De Azevedo, Emiliano B.
Britto, Erika P. J.
Barreto, Marliton R.
Pitta, Rafael M.
Castilho, Raphael C.
De Moraes, Gilberto J.
Total Authors: 7
 Univ Estadual Paulista UNESP, BR-14884900 Jaboticabal, SP - Brazil
 Univ Fed Mato Grosso, BR-78557267 Sinop, MG - Brazil
 Embrapa Agrosilvopastoral, BR-78550970 Sinop, MG - Brazil
 Univ Sao Paulo, Escola Super Agr Luiz Queiroz ESALQ, BR-13418900 Piracicaba, SP - Brazil
Total Affiliations: 4
SYSTEMATIC AND APPLIED ACAROLOGY;
Web of Science Citations:
Emphasis has been given in the Brazilian state of Mato Grosso to the implementation of more sustainable production practices, including what has been termed agrosilvopastoral production system (ASPS), which involves the integration of different types of land use in a same area along time, seeking increased ecological stability. The Gamasina mite group (order Mesostigmata) is usually diverse and abundant in non-cultivated soils, where they can prey on arthropods and nematodes; some are commercialized for biological pest control.
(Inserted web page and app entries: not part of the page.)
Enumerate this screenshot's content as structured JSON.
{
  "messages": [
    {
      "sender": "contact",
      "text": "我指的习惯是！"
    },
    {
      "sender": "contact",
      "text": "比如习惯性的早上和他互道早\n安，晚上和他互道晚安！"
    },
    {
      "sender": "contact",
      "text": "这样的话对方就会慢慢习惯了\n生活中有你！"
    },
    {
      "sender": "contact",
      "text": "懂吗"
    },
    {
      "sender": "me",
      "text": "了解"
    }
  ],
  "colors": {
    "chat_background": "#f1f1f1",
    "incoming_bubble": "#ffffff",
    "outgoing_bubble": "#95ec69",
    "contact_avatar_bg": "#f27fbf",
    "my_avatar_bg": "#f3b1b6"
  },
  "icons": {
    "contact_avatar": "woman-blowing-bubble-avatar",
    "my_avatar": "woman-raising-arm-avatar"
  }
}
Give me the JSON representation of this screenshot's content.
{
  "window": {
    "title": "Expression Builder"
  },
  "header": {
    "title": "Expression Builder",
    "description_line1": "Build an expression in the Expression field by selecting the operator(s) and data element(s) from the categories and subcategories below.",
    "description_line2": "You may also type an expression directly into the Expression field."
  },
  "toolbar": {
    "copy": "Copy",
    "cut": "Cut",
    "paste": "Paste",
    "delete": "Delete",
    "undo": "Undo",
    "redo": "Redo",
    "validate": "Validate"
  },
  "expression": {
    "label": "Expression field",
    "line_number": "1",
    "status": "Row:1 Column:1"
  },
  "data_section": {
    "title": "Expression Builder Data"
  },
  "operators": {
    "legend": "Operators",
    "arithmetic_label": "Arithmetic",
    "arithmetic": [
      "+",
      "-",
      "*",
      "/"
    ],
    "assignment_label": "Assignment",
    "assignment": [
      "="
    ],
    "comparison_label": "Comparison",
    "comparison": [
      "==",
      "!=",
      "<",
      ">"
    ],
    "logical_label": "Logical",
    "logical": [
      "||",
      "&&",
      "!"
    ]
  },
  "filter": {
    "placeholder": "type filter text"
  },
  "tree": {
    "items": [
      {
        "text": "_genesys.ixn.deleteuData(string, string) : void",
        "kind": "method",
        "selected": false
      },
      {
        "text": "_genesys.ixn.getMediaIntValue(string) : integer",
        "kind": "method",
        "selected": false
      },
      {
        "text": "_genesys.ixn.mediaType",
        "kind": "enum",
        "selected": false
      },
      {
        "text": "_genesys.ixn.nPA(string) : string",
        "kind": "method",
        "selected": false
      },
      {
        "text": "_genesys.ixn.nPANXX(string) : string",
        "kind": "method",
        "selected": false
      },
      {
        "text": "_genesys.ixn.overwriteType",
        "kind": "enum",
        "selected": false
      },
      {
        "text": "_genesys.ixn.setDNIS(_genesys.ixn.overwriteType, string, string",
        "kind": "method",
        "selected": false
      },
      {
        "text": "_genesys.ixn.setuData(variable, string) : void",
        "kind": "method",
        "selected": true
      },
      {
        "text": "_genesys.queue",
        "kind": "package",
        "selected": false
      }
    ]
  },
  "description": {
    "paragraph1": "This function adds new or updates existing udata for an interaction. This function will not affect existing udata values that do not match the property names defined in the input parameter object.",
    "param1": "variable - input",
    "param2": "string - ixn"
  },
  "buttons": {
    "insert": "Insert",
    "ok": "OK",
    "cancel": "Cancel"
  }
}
The objective of this study was to evaluate the diversity and abundance of edaphic Gamasina in plots of grain production managed under conventional (alternating cultivation) system and under ASPS, both with the adoption of no-tillage cultivation, in the municipality of Sinop, Mato Grosso state. In samples of soil and litter taken biweekly from August 2015 to May 2016, 762 Gamasina representing 32 species of 21 genera and nine families were collected. Considering both systems together, the dominant Gamasina were quite different from those of other parts of Brazil. Calculated ecological indexes showed no major differences between the two systems, possibly because of the relatively short time since the implementation of ASPS. In both systems, Rhodacaridae was one of the dominant families (37.5% of the Gamasina), followed by Macrochelidae (20.9%) and Laelapidae (18.8%). The most abundant species were Multidentirhodacarus squamosus Karg (Rhodacaridae), a new species of Holostaspella (Macrochelidae) and Cosmolaelaps barbatus Moreira, Klompen and Moraes (Laelapidae). Future studies are warranted, allowing more time for the adoption of ASPS to produce possible ecological changes. (AU)